I thought it was only fitting to have my inaugural post be a roundup of my favorite apps to work with. These are notes I prepared for a meeting of our Students of Early Modern Studies here at Wayne State, and as such were intentionally aimed at grad students seeking to make better use of digital resources. They are by far not the newest technology out there, but certainly a worthy starting point if you’re building your digital app library. Although these are extremely productive for academics (and a great excuse to say you need an iPad… for work!), their versatility and variety of uses is what makes them worth mentioning.
In no particular order:
1) Evernote (free): Most of you probably already heard about this wonderful little app. To the untrained eye, Evernote is simply a note-taking widget. But this little app can make even the most disorganized of scholars feel like she has a personal assistant at her fingertips. First, the app works across devices: update a note on your phone, and it will almost immediately appear on your tablet, your computer, and its website. Second: the option to create new notebooks means that you can take random notes on books, meetings, ideas for your next article, and class plans and simply save them in their appropriate folder. Best of all: all notes are fully searchable. Say you forgot where you read that perfect quote about that rare book you thought no one else had analyzed (as I PhD candidate, that happens to me more times than I can count). Just type the name of the author, or the word from the quote–if it’s on Evernote, it will find it. Another of my favorite features is the “Web Clipper.” Install this widget on your browser and you can save an entire webpage to your notebook. This is incredibly helpful for articles or blog posts you want to read later and–again–to keep your findings organized in one place. If you’re not convinced, here are two final points in favor of Evernote: 1) if you prefer handwritten notes, but always seem to be misplacing them, the Evernote Moleskin is for you. It was designed to be photographed and archived on the app. Specially-made stickers allow you to tag your writing and make it searchable. I must admit I haven’t tried this yet (the $25.00 price-tag seems a little wasteful for a free app), but it looks amazing. 2) The app syncs with other services, like LiveMinutes (which I’ll be reviewing this weekend). The only downsides of Evernote, as I find it, are the very basic text formatting (in other words: it’s not a Word Processor, nor does it want to be) and for some reason you still can’t create notebooks on the apps, only on the desktop program. Not a very big deal, unless you really need to reorganize your notes right away.

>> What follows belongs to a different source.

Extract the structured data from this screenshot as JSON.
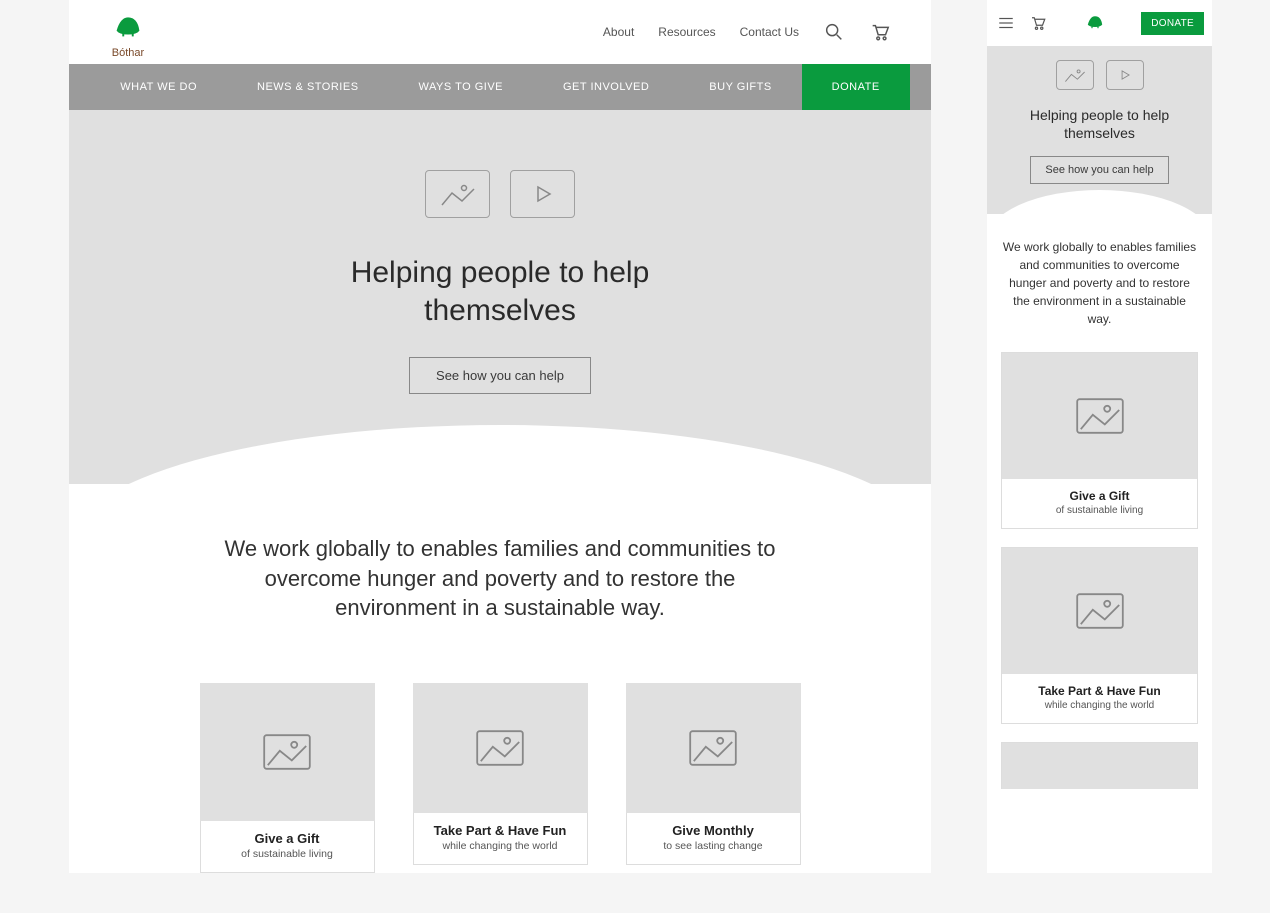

2) PDF Expert ($9.99): There are many, many annotation apps out there. I am proud to say only 3 out of 116 apps on my iPad are paid, so I don’t spend money on digital widgets easily. However, as a Renaissance scholar who studies a lot of digitized material, I find I can’t live without this app. It can host offline files as well as sync with Dropbox, so any changes I make can be found back on my computer (or any computer) should I need them. For such a high-capacity app (I have about 50 large files saved to it right now), it’s incredibly fast. I use it mostly to annotate and highlight digitized rare books–I’m a little ODC with color-coding, and here I can use a different color to mark each of my observations: recurring keywords, dates, paratextual material worth returning to, etc. It also allows for digital signatures and filling out PDF forms, which is great for the bureaucratic side of academia. Many people swear by Good Reader, and it’s indeed cheaper than this and seems to have a lot of the same functions. My personal experience was that the app lagged quite often with bigger files. If, like me, you find yourself studying texts that are 80+ pages long, that can be a deal breaker.
3) Prezi (free): Who needs PowerPoint anymore? Prezi is a fantastic, customizable, dynamic and portable presentation tool. The Prezi app used to function only with completed presentations, but it now allows not only editing but creating new prezis. I find that audiences at conferences are always interested to learn more about Prezi and it makes for a much more exciting paper session. Now I don’t even need a computer to make one! The downside, of course, is that it is much more difficult to add images and prepare your content on the tablet than it is on the computer (and for some Prezi is already idiosyncratic enough). New competitors include SlideKlowd, which I am eager to try and review (hopefully soon).
4) TripCase (free): Not exactly an academic app, but if you travel a lot this can be extremely useful. Input your flight number and the app keeps track of departure times, gate changes, and planned delays or early arrivals. More than once this app helped me make a tight connection without having to go in search of one of those arrival/departure boards. You can also use it to save important information like confirmation numbers, check-in times, and get weather details about your destination. Much better than the ads that get printed with your boarding pass.
5) QuickOffice ($14.99): I am still in the desperate search for an app that reads notes and track changes on the iPad, and sadly this one does not do either (apparently Office² HD can read and edit footnotes, but to varied and unpredictable results). What I enjoy about this app is that it’s stable (I’ve never had it crash on me) and it automatically saves your work every couple of minutes, so you never lose anything. Like PDF Expert, it can sync with Dropbox and also host documents offline. It helps me immensely when I am away from a Wifi network and has saved me from carrying my heavy laptop on conference trips. Unfortunately, it’s hard to use QuickOffice for grading, since it doesn’t allow comments or track-changes. I prefer it for editing documents on the go–not for creating or responding to documents from scratch.
That’s it for my go-to list. What is your favorite time-saving or productivity app? I’m on the lookout for a better Word Processor, and I would love to hear which ones others are using. I plan to review one app, CloudOn, in the next week or so, but I already have many reservations about it. Do you know of an app that works (well) with footnotes and changes? Any app you would recommend avoiding?